In a statement released Thursday, building Commissioner Robert LiMandri noted that construction accidents in the five boroughs dropped despite a 7.7% increase in the number of construction permits issued citywide last year. Construction-related injuries also dropped 7.8% last year, while fatalities on job sites in the city have dropped 73% since 2008.

At a press conference, Mr. LiMandri attributed the reduction in accidents and injuries to the new safety laws; tougher enforcement of existing codes; and increased cooperation among construction companies, inspectors, engineers, architects and attorneys.

“As construction work steadily increases throughout the city, accidents continue to decline—proving that industry members recognize the importance of safety on any job site,” Mr. LiMandri said. “Development is critical to this city's growth and success, but there's no reason why that work cannot be done safely.”

New York saw a 21% decline in the number of worksite falls, which accounted for about one-third of all accidents reported in 2011.

According to the city agency, the five construction-related fatalities in 2011 all were caused by improper procedures on the job site, including lack of fall protection and improper construction practices.

Beginning in 2008, New York undertook the first major revision to its construction codes in 40 years.
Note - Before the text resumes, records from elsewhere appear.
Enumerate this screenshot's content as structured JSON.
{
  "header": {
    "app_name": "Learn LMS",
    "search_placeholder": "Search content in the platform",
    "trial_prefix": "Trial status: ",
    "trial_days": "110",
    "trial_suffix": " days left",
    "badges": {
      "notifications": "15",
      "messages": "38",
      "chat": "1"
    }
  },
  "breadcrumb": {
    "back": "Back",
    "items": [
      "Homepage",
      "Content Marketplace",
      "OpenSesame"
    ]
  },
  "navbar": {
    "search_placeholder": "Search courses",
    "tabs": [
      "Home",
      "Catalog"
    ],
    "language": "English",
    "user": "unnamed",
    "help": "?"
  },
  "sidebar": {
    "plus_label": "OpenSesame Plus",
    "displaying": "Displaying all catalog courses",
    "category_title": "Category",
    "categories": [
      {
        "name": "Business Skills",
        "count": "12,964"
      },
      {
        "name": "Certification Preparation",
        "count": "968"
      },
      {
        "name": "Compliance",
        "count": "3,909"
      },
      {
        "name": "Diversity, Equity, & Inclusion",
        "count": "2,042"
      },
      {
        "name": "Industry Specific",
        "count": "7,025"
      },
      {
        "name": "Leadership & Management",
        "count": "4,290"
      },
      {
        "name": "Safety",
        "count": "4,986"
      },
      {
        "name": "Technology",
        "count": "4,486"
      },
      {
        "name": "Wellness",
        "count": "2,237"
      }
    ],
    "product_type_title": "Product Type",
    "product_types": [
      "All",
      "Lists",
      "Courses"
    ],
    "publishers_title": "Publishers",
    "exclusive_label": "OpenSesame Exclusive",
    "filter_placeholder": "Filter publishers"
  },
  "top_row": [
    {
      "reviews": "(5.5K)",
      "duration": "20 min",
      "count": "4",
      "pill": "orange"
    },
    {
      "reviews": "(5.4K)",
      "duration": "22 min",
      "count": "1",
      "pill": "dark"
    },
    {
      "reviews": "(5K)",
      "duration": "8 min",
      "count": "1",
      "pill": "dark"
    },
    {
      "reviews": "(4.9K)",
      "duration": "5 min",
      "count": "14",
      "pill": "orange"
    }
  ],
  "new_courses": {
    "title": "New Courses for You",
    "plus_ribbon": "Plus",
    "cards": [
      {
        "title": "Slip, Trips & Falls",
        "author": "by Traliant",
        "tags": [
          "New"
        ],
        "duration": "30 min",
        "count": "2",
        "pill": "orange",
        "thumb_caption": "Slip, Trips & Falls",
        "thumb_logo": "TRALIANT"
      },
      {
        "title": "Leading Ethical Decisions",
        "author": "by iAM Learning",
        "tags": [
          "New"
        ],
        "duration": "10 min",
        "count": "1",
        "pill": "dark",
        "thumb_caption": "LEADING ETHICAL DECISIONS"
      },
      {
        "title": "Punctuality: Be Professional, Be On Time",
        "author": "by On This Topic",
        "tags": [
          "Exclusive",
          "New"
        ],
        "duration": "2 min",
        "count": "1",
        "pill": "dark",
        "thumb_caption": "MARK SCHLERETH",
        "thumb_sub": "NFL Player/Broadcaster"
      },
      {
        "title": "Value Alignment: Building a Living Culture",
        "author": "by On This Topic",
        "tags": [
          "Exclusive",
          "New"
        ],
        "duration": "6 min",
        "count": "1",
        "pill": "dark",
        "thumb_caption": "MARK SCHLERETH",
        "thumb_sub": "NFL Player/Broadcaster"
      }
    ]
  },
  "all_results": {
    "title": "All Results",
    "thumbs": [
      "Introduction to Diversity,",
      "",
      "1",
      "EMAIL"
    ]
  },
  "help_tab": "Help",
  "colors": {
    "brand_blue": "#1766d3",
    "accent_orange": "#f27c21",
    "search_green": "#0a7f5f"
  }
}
The department has implemented more than 25 safety laws, including a citywide smoking ban at all construction sites, mandatory training for tower crane operators, and uniform identification and inspection of emergency standpipes and sprinkler systems.

The agency also opened a unit tasked specifically with addressing stalled construction sites in the city, which multiplied during the Great Recession.